As I travel around the country visiting Jewish institutions of all kinds, my “worry” quotient is growing daily. Nearly everywhere I go, I hear stories of declining membership, difficulties in attracting the next generation, peaking enrollments and flat fundraising campaigns. This is unusual for me; I have been an optimistic cheerleader for the Jewish community during my career. Bottom line: I am not worried about the future of the Jewish people; I am very worried about the future of Jewish institutions.
What’s happening? In Relational Judaism (Jewish Lights Publishing), I outline the many challenges facing any Jewish organization seeking to engage people. A “biggy” is the Internet. Once upon a time, rabbis and Jewish educators held exclusive access to the wealth of Jewish practice and tradition. Not today. In the zeitgeist of DIY – “Do It Yourself,” the Internet offers enormous resources for just about anything someone wants to learn or do. Another challenge: why should I pay thousands of dollars in membership fees if I can “rent-a-rabbi” to do a backyard Bar/Bat Mitzvah? In the larger Jewish population centers, there are plenty of rabbis who cannot find work in established congregations hanging a shingle and offering their services as independent contractors. Jewish Community Centers face increasing competition from well-equipped health clubs open 24/7. Day school tuition is so high it is pricing out a large segment of those who would like to send their kids.
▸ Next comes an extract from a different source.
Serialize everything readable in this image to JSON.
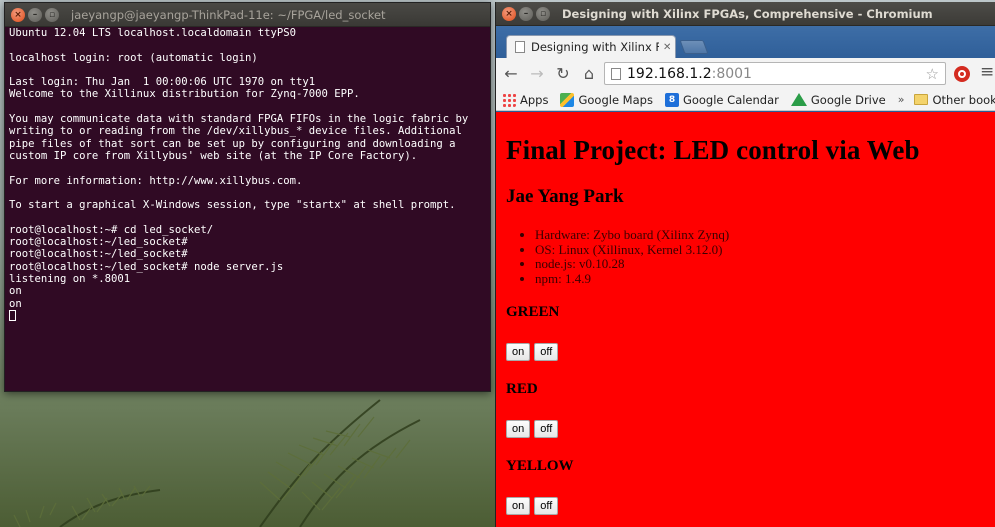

All this begs the central question facing Jewish institutions: “What’s the value-added of joining?” If the “offer” of affiliation is not truly attractive, I am afraid the membership base will continue to narrow as young people find alternative ways to “do Jewish” and aging baby boomer/empty nesters opt out.
For me, the value-added must be a face-to-face community of relationships that gives my life meaning and purpose, belonging and blessing. “Meaning” is an understanding of the significance of life. “Purpose” is an imperative to do what you are put on earth to do during your life. “Belonging” is a community of people who will be there for you and with you. “Blessing” is a feeling of deep satisfaction and gratitude, a calendar and life cycle of opportunities to celebrate the gifts of life.
In my research for writing Relational Judaism, I searched for organizations and individuals who “get” this, who understand that building relationships, not simply offering a calendar of programs, is the task of the moment. The book presents six case studies: Chabad, Hillel, congregation-based community organizing, next generation initiatives, social media and fundraisers. In my next posting, I will share some lessons learned from their pioneering work, work that I believe is the forward edge of creating a Relational Judaism for the twenty-first century.